Practical Use (older version)

A project log for Human Limb Tracking

A system that tracks limb movement of people who have movement disorders to assist in diagnosis and therapy

Jonathan KellyJonathan Kelly 09/23/2016 at 06:240 Comments

I thought I would add some older examples of how the system is used.

The short video is showing the older 'wired' version of the system being used to monitor accuracy and smoothness of a simple task - the request was 'lift an empty glass to your mouth as if you were going to drink from it'

the system recorded the movements using IMU sensors attached to the upper arm, forearm and back of the hand. It then generated a number of graphs of the motion.

2 of the graphs of the above motion:

rotational position of a number of movement axes over time.
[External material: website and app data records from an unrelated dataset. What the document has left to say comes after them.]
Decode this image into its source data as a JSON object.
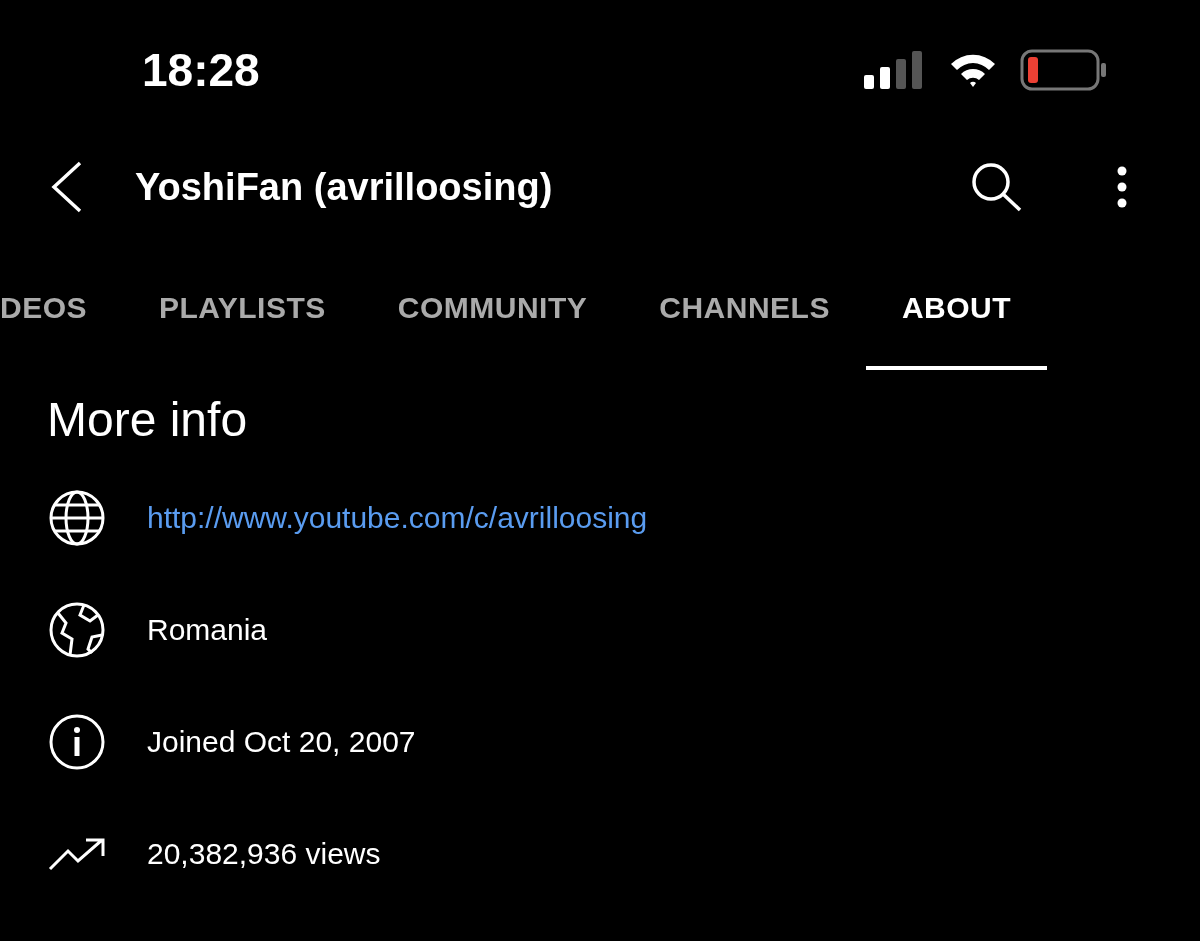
{
  "status_bar": {
    "time": "18:28"
  },
  "header": {
    "title": "YoshiFan (avrilloosing)"
  },
  "tabs": [
    {
      "label": "DEOS",
      "selected": false
    },
    {
      "label": "PLAYLISTS",
      "selected": false
    },
    {
      "label": "COMMUNITY",
      "selected": false
    },
    {
      "label": "CHANNELS",
      "selected": false
    },
    {
      "label": "ABOUT",
      "selected": true
    }
  ],
  "about": {
    "heading": "More info",
    "items": [
      {
        "kind": "link",
        "text": "http://www.youtube.com/c/avrilloosing"
      },
      {
        "kind": "location",
        "text": "Romania"
      },
      {
        "kind": "joined",
        "text": "Joined Oct 20, 2007"
      },
      {
        "kind": "views",
        "text": "20,382,936 views"
      }
    ]
  }
}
Notice how the 'wobble' of his hand as he puts the glass back down in the video is reflected in the graph - particularly the wrist flexion/extension and ulna/radius deviation.

angular velocity of wrist pronation/supination

This excerpt was from a trial done last year looking at the effect of the drug Baclofen on his dystonic movements.

The above session was done using the first incarnation of the system using IMU sensors all physically connected by wires to a Raspberry Pi that was worn on the body that queried each of the sensors for their raw data, crunched that raw data from each of the sensors into a suitable form and passed the calculated orientations to the User Interface.

In the new 'Biot' system currently being worked on, each sensor operates standalone and does the processing of its orientation itself and sends that calculated data wirelessly to wherever it needs to be displayed and recorded.

It should hopefully be lighter, a lot easier to connect and configure and should scale better for operation with many sensors.